Problems on hold
No matter what Egyptian officials claim, negligence and inadequacy have become part and parcel of our lives; so much so that incidents of gross negligence have by now earned the all too familiar label “unfortunate incidents”. The label is by all standards mild and reflects official apathy, confirming two sorry facts: that an Egyptian is of no value on the official level, and that no one is ever held accountable for any inadequacy. Innocent victims pay the price of no crime they ever committed while offenders run scot-free.
Today’s tragedy is eight months old. Watani was informed of the details by the victim herself, while all officials related in any way to the incident have kept quiet about it, shirking off all responsibility. It is not as though the site of the accident were some obscure workshop or shady laboratory where no safety rules are followed; it is no less than a Chemistry laboratory in Assiut University—one of the oldest and most respectable of Egypt’s universities. And the victim is 18-year-old Mariam Yusri Adeeb who lost her left eye. I call for a re-investigation of the incident in order to determine and hold accountable whoever was responsible for the gross deficiency in the most preliminary safety procedures that ought to be followed in a laboratory.
Mariam wrote to Watani as follows:
“Monday 31 March 2008 will always be a date I would never forget. It was the day I first attended a Chemistry laboratory session as a First Year student at the Faculty of Education, Assiut University. We were 97 students under the supervision of three laboratory assistants, one of whom explained the experiment we were required to carry out. We were not informed of the nature or hazards of the substances we were to use in the experiment—one of which was caustic soda—neither were we warned to exercise any precaution when conducting the experiment. Each of us was then handed by the lab technician a scrap of paper upon which was placed a handful of the material we were to use for the experiment. Once I placed the material in the test tube and proceeded to heat it, the test tube blew up in my face, burning it and my left eye.

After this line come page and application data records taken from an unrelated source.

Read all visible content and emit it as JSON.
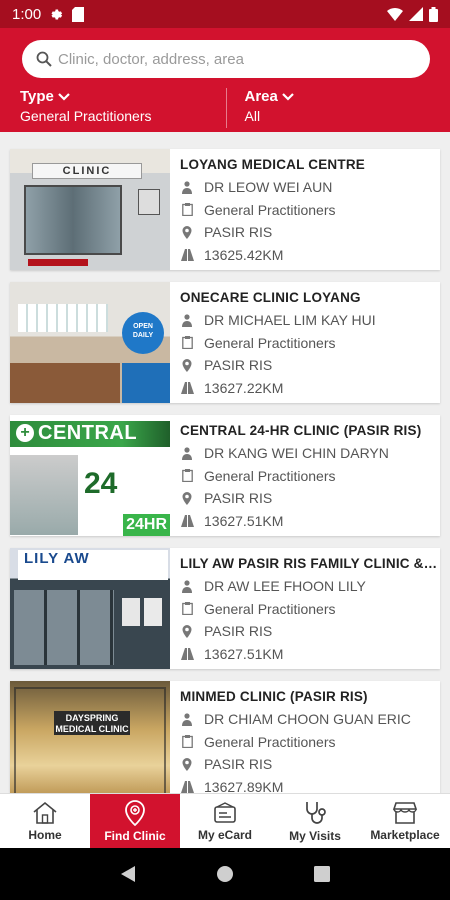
{
  "status_bar": {
    "time": "1:00"
  },
  "search": {
    "placeholder": "Clinic, doctor, address, area"
  },
  "filters": {
    "type": {
      "label": "Type",
      "value": "General Practitioners"
    },
    "area": {
      "label": "Area",
      "value": "All"
    }
  },
  "clinics": [
    {
      "name": "LOYANG MEDICAL CENTRE",
      "doctor": "DR LEOW WEI AUN",
      "specialty": "General Practitioners",
      "area": "PASIR RIS",
      "distance": "13625.42KM",
      "image_text": "CLINIC"
    },
    {
      "name": "ONECARE CLINIC LOYANG",
      "doctor": "DR MICHAEL LIM KAY HUI",
      "specialty": "General Practitioners",
      "area": "PASIR RIS",
      "distance": "13627.22KM",
      "image_text": "OPEN DAILY"
    },
    {
      "name": "CENTRAL 24-HR CLINIC (PASIR RIS)",
      "doctor": "DR KANG WEI CHIN DARYN",
      "specialty": "General Practitioners",
      "area": "PASIR RIS",
      "distance": "13627.51KM",
      "image_text": "CENTRAL",
      "image_big": "24",
      "badge": "24HR"
    },
    {
      "name": "LILY AW PASIR RIS FAMILY CLINIC & SURGERY",
      "doctor": "DR AW LEE FHOON LILY",
      "specialty": "General Practitioners",
      "area": "PASIR RIS",
      "distance": "13627.51KM",
      "image_text": "LILY AW"
    },
    {
      "name": "MINMED CLINIC (PASIR RIS)",
      "doctor": "DR CHIAM CHOON GUAN ERIC",
      "specialty": "General Practitioners",
      "area": "PASIR RIS",
      "distance": "13627.89KM",
      "image_text": "DAYSPRING MEDICAL CLINIC"
    }
  ],
  "tabbar": {
    "items": [
      {
        "label": "Home",
        "icon": "home-icon"
      },
      {
        "label": "Find Clinic",
        "icon": "location-pin-icon",
        "active": true
      },
      {
        "label": "My eCard",
        "icon": "card-icon"
      },
      {
        "label": "My Visits",
        "icon": "stethoscope-icon"
      },
      {
        "label": "Marketplace",
        "icon": "store-icon"
      }
    ]
  },
  "colors": {
    "brand_red": "#d2122e",
    "status_red": "#a50e1f",
    "active_tab": "#d2122e"
  }
}
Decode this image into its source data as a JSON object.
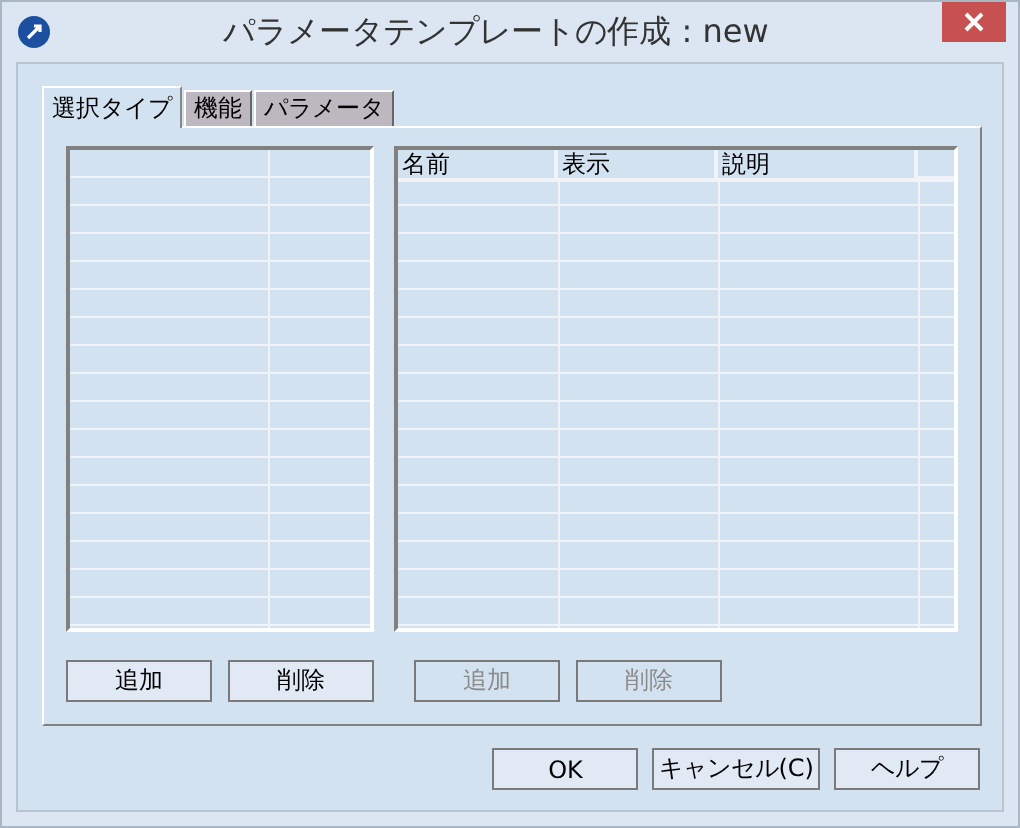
{
  "window": {
    "title": "パラメータテンプレートの作成 : new"
  },
  "tabs": [
    {
      "label": "選択タイプ",
      "selected": true
    },
    {
      "label": "機能",
      "selected": false
    },
    {
      "label": "パラメータ",
      "selected": false
    }
  ],
  "left_buttons": [
    {
      "label": "追加",
      "disabled": false
    },
    {
      "label": "削除",
      "disabled": false
    }
  ],
  "table": {
    "columns": [
      "名前",
      "表示",
      "説明"
    ]
  },
  "right_buttons": [
    {
      "label": "追加",
      "disabled": true
    },
    {
      "label": "削除",
      "disabled": true
    }
  ],
  "dialog_buttons": [
    {
      "label": "OK"
    },
    {
      "label": "キャンセル(C)"
    },
    {
      "label": "ヘルプ"
    }
  ]
}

“I screamed out in pain. My screams brought my colleagues quickly to my side while the lab assistants merely went on gossiping in a corner of the lab. When the chaos finally drew their attention they shouted at each student to go back to his or her place. By that time I ran up to one of the assistants and cried for help explaining that the pain in my eye was unbearable. At that he said: ‘Go wash your face with water and the lab technician will give you some vaseline for the burns.’ I could no longer bear the pain and rushed out of the lab to seek help. I later learned from the other students that he had then told them: ‘Watch out, this is caustic soda; it can eat up steel.’ It is tragic we were never so cautioned before.
“I was given no first aid whatsoever. My face was by then swollen and there was searing pain in my eye. One of the workers in the lab suggested they take me to the nearby hospital but the assistant told him it was already past 2:00pm and no doctors would be around; go to the pharmacy, ‘the pharmacist will give you some first aid,’ he said. The pharmacist was shocked at my condition and told us to rush to the nearest hospital. At the nearest hospital we were told they had no capacity to treat my case and we were recommended to go to Assiut University teaching hospital. It was already three hours after the accident when we entered the teaching hospital. The doctor there washed the eye with a saline solution which he said should have been applied to the eye directly once the accident occurred and which is usually available in any lab. He said I should be seeing a specialist.
“By that time one of my colleagues had called my family who hurried to Assiut from our nearby hometown of Qoussiya. They took me to a specialist who, once he had examined my eye, said: ‘You’re too late; the eye is lost. I’ll try a treatment for six months but, frankly, we need a miracle from God.’ For six months I went through treatment and withstood some excruciating pain, but at the end the verdict was that my eye was forever lost.
“The ophthalmologist at Assiut University teaching hospital told me I had to get an official report from the university that I had lost my eye while working in the laboratory. Regretfully, none of the university staff or laboratory workers who had witnessed the accident did anything to have that report issued, in fact they procrastinated and sidelined the matter until I lost all hope of getting that report. I went with my request to the college dean who referred the matter to the dean of student affairs who in turn referred it to the legal affairs department. Even though I got to know an investigation was being conducted and my colleagues had been asked to testify, the investigation was closed, no-one was held accountable, and none of my rights were acknowledged. On 14 May 2008 I filed a report with the police confirming all the details of the matter.
“My personal tragedy aside, it is business as usual at Assiut University. The truth about the accident has been buried with the investigation that closed with no-one responsible for the physical loss and psychological trauma I went through. As to the inadequacy, gross negligence, and absolute disregard of safety at Assiut University, it is well and thriving, ready to claim the next victim.”
I raise the case of Mariam Adeeb to the attention of the President of Assiut University and to the Minister of Higher Education. I hope their scientific and humanitarian consciences would prompt them to compensate Mariam for her huge loss and to take measures to avert similar incidents in the future.
14 December 2008